Lessons I’ve learned as a writer – Character Arcs (Part 1)


The process of bringing a book from odd idea to full fledged novel is a circuitous path. Each book is a road which must be walked. This could take months or years before you, the creator, are happy with the overall finished manuscript. Hindsight is 20/20 they say, but I don’t believe them. Trust your feelings, let them flow through you and into the piece. Looking back on a project there will always be moments where you could imagine things going differently, but who benefits from those wasted mental processes?

Your brain has a shelf life; and you’ve got better things to do.

Namely, you need to be experiencing life in all its forms. In your creations, you’re going to be relaying these moments through the characters you create. The positive ones – full of heroics and courage.

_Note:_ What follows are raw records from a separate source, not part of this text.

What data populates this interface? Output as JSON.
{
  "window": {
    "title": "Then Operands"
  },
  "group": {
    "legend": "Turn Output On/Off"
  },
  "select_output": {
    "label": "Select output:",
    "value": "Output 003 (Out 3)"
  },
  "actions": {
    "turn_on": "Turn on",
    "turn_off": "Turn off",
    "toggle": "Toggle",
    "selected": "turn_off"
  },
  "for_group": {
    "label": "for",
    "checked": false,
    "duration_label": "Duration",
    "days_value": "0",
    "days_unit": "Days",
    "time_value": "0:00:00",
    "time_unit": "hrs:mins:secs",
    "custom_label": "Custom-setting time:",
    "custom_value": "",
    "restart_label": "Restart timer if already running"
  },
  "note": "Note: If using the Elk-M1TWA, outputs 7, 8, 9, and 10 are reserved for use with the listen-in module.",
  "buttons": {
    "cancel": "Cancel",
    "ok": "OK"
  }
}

The flat characters – those who already know their path in life and serve as a constant for you to use as building blocks for your other characters. The negative ones – those who’ve chosen to regress or fail in their character arc. If you’ve not gone through a serious trial in life – and I’m betting from your personal perspective you have – then you need to talk to people who have to glean enough mental and emotional experience from them. I used this process in my latest piece for my main character Dow. She comes from autocratic world I do not. She has gone through a gender transition during her mid-teens, which I did not. Speaking to people within that community served as critical feedback for building her as a character.

Let me caution you this: When writing outside your given circle, I highly recommend you do some serious one-on-one with someone within that community before you begin creating them. I haven’t written a character (as of yet) who requires an accessible chair to move around, but one of the new characters I’m considering working on will use something close. Before I give her too much notepad time, I’ll talk to at least a handful of people who are differently abled. This is by no means a catch all process, but if you care about your writing and how you choose to project humans in those works, you’ll need to have a serious ground game.

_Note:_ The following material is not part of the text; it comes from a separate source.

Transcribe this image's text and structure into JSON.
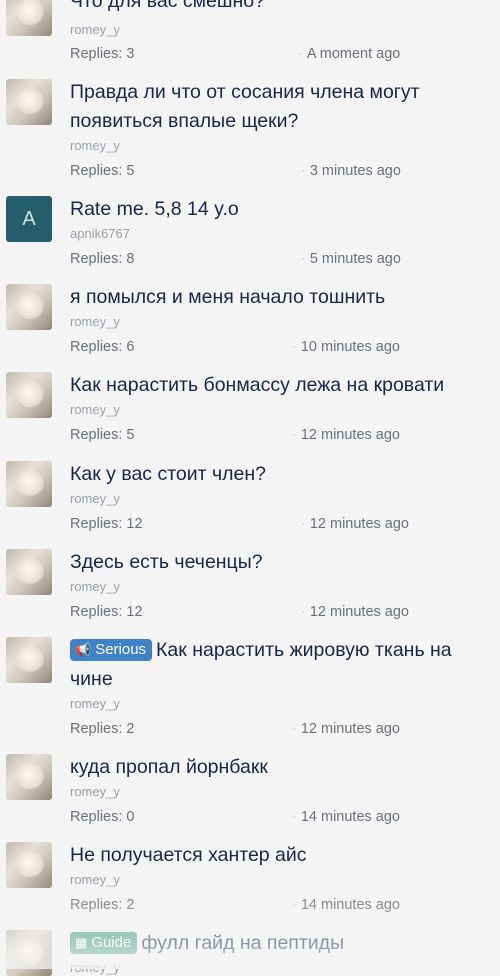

Paper is roughly 2-dimensional (don’t @ me math nerds, I know it’s technically 3D) but people aren’t. A character in a story shouldn’t be paper thin, especially not a main character. Like Tony Stark in Iron Man, there has be be something more we can dig into about the person behind the mask. Now that “stuff” doesn’t have to be positive. We learn a lot about Stark in the first movie that we really shouldn’t like – he’s arrogant, self-centered, and an unabashed capitalist who will stop at nothing when it comes to his playboy lifestyle. You might like some of those traits just fine, but in the movement of the piece, Tony has to walk a positive path of growth to clear all that crap out and become Iron Man. In the end shot, he declares “I am Iron Man”, showing that he’s retained a part of his old self, but become something more. This is not an easy journey, nor should it be.

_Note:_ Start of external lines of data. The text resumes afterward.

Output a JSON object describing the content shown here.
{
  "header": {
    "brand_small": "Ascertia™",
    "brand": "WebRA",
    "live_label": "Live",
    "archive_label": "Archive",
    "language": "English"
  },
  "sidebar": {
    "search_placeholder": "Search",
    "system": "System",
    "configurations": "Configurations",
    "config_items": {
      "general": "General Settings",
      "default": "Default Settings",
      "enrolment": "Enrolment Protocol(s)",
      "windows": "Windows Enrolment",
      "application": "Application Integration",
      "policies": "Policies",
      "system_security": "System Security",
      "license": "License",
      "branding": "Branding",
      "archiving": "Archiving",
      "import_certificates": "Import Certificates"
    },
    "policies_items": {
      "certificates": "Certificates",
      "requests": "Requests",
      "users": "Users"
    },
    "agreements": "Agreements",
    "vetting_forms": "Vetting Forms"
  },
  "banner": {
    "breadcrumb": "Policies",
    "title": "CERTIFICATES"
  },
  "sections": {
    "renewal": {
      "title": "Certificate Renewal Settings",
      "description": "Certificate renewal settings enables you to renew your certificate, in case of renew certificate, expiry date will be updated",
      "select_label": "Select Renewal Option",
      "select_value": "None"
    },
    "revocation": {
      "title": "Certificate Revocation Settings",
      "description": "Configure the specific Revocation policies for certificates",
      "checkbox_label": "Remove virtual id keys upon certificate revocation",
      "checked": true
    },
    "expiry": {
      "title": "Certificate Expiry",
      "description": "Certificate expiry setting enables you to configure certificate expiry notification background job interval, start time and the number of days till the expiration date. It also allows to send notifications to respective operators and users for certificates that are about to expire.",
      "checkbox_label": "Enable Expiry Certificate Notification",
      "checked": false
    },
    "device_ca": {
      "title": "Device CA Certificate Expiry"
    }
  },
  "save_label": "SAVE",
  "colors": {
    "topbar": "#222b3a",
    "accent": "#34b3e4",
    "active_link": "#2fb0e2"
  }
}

To get from the beginning to the end of an arc – what we call the change in any positive or negative character – we have to give that character conflicts. We have to present them situations where they’re forced to make a decision. This is where I hear Geddy Lee, lead singer and Bassist from Rush in my head – “If you choose not to decide, you still have made a choice.”  So that choice can be anything. Will Tony decide to break his way out of the makeshift prison where he’s being held? Or will he accept his fate and build the Jericho missile the terrorists desire? That’s quite the choice. The writers of the film up the tension another notch, showing us that Tony has a serious medical condition thanks to some shrapnel, which could also claim his life. Lucky for Tony he has Yinsen, a fellow detainee, who helps keep Tony alive and offers him some choice bits of wisdom which the main character decides to listen to.

In the scene and those which follow, Tony decides to bust out after crafting some low grade armor with what he can cobble together. Yinsen is killed in the breakout scene, but he’s served his purpose. He teaches Tony humanity, and more importantly, the world has been changed for the worse by Stark Industries products. This isn’t the end for Tony’s growth. He has ups and downs, conflict that leads to drama, and that’s how we get our story. What the scene does, is show us the point in which Tony must make a serious choice about what path he wants to walk. It becomes a point in our minds we can look back to and realize – that’s when Tony Stark first started to become Iron Man. 



I’m not sure when Part 2 of this series will show up, but I hope some part of it has been useful when you think about building characters.  


Addendum: And so here we are. The clock is ticking on the queries I have out, but my internal focus is going back to research. I have more to learn before I can push forward this new idea, which is little more than yellow pad material at this point. That’s okay. The point isn’t to have everything done. Everything won’t be done for a long time. The point is to work and churn through what my brain decides is next, before moving onto the next thing.